Not only am I not physically ready for Advent and all that the Christmas season brings, I am definitely not spiritually ready.  I always say “this year will be different.”  This year I’m going to be better prepared so that I can actually enjoy the season and my family more.  This year I’m going to have healthy spiritual habits during Advent so that I can focus on the real reason for the season.  This year I’m going to be more joyful.  And the list goes on.

Tomorrow is the MMPG annual Christmas meeting hosted by the mom of a Marist alumae.  Her house is lovely, festive, and inviting.  Year in, year out, she always graciously hosts all of the MMPG moms – current and past – with a warm smile and an open heart.  It is her gift to the Marist community.  I am hoping that our hostess, the speaker, and all the other moms will inspire me to finally embark on my Advent journey.  I might be getting off to a late start this year, but better late than never.

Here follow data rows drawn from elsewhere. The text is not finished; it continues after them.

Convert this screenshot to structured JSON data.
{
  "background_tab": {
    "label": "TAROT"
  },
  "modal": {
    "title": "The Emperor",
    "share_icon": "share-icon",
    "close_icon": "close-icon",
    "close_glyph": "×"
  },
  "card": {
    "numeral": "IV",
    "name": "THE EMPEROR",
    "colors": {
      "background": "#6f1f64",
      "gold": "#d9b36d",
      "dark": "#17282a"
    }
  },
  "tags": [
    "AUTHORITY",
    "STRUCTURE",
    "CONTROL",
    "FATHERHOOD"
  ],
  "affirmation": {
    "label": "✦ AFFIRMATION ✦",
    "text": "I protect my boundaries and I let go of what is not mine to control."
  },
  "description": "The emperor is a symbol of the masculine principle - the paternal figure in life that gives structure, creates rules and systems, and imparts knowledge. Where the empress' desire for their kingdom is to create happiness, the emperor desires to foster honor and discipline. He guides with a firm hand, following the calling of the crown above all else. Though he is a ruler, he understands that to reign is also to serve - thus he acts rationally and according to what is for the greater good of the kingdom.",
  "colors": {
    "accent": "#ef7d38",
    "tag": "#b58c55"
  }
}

One of my favorite blogs is “Blessed is She.”  As a gift to myself this week, I am sharing a letter from the editor that echoes how I have felt in years past during the Advent season, and I hope that you consider taking on her call to action.  I am going to try.  And then I better hop on the Christmas train that has left the station without me!

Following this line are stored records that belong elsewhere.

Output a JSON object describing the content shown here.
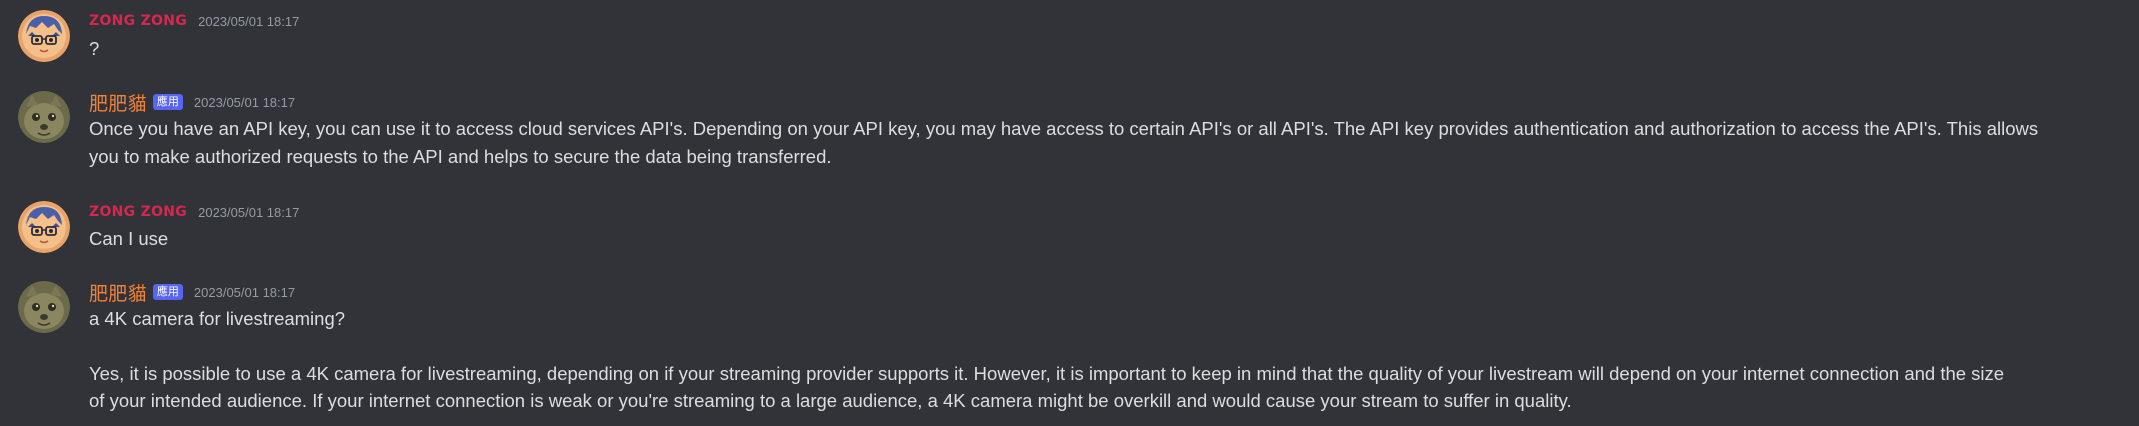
{
  "messages": [
    {
      "author": "ZONG ZONG",
      "timestamp": "2023/05/01 18:17",
      "avatar_icon": "anime-avatar-icon",
      "lines": [
        "?"
      ]
    },
    {
      "author": "肥肥貓",
      "badge": "應用",
      "timestamp": "2023/05/01 18:17",
      "avatar_icon": "cat-avatar-icon",
      "lines": [
        "Once you have an API key, you can use it to access cloud services API's. Depending on your API key, you may have access to certain API's or all API's. The API key provides authentication and authorization to access the API's. This allows",
        "you to make authorized requests to the API and helps to secure the data being transferred."
      ]
    },
    {
      "author": "ZONG ZONG",
      "timestamp": "2023/05/01 18:17",
      "avatar_icon": "anime-avatar-icon",
      "lines": [
        "Can I use"
      ]
    },
    {
      "author": "肥肥貓",
      "badge": "應用",
      "timestamp": "2023/05/01 18:17",
      "avatar_icon": "cat-avatar-icon",
      "lines": [
        "a 4K camera for livestreaming?",
        "Yes, it is possible to use a 4K camera for livestreaming, depending on if your streaming provider supports it. However, it is important to keep in mind that the quality of your livestream will depend on your internet connection and the size",
        "of your intended audience. If your internet connection is weak or you're streaming to a large audience, a 4K camera might be overkill and would cause your stream to suffer in quality."
      ]
    }
  ],
  "colors": {
    "background": "#313338",
    "zong_name": "#d7264f",
    "cat_name": "#f0813b",
    "badge": "#5865f2",
    "timestamp": "#949ba4",
    "text": "#dbdee1"
  }
}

Adapted from Jenna from http://www.blessedisshe.net

Every single Advent, I get caught up in the vicious cycle of buying presents, feeling frustrated that I’m not a Liturgically Amazing Catholic Woman, compare myself to what others have done or not done for the season and for Christmas.

And by the time Christmas comes around (hello! the birth of our Savior!), I am sucked dry. I am empty. I am frustrated that I didn’t get *all the things done* like I wanted to. Or my gifts aren’t thoughtful. Or I am not in a peaceful state AT ALL to celebrate this joyous and incredibly important day.

I almost come to a point of saying, “I hate Christmas and all the stress it adds to my life.”

But if I’m being honest, it’s not Christmas that I hate. Not even close.

I hate how I act during the incredibly important four weeks leading up to Christmas. I hate the Jenna that comes out and is irritable and frustrated and impatient and all the yucky things that we hate to admit we’re acting like.

Ultimately, I dive into every Advent with a chip on my shoulder — I think to myself, This season will be so awful.

But then I make myself stop humming and hawing, and I think:

He constantly offers me another way.

He constantly waits for me to wake up from my pity party of irritability and to see HIM.

He constantly beckons me, kindly, lovingly, with the fading trees and the quiet, dark nights.

It is peaceful outside, at night, in the winter. But it is far from peaceful in my heart.

It is peaceful in relationship with Him. But I am walking in with a chip on my shoulder.

Time to throw off that chip.

Time to dust off the dirt of despair and to soak up the peace of winter, the calm of the season that I so desperately need renewal in.

So, this Advent is the one. I am in a place in my life where I want to build a deeper relationship with our Lord. I have a desire for it, I yearn for it, I long for it.

Do you?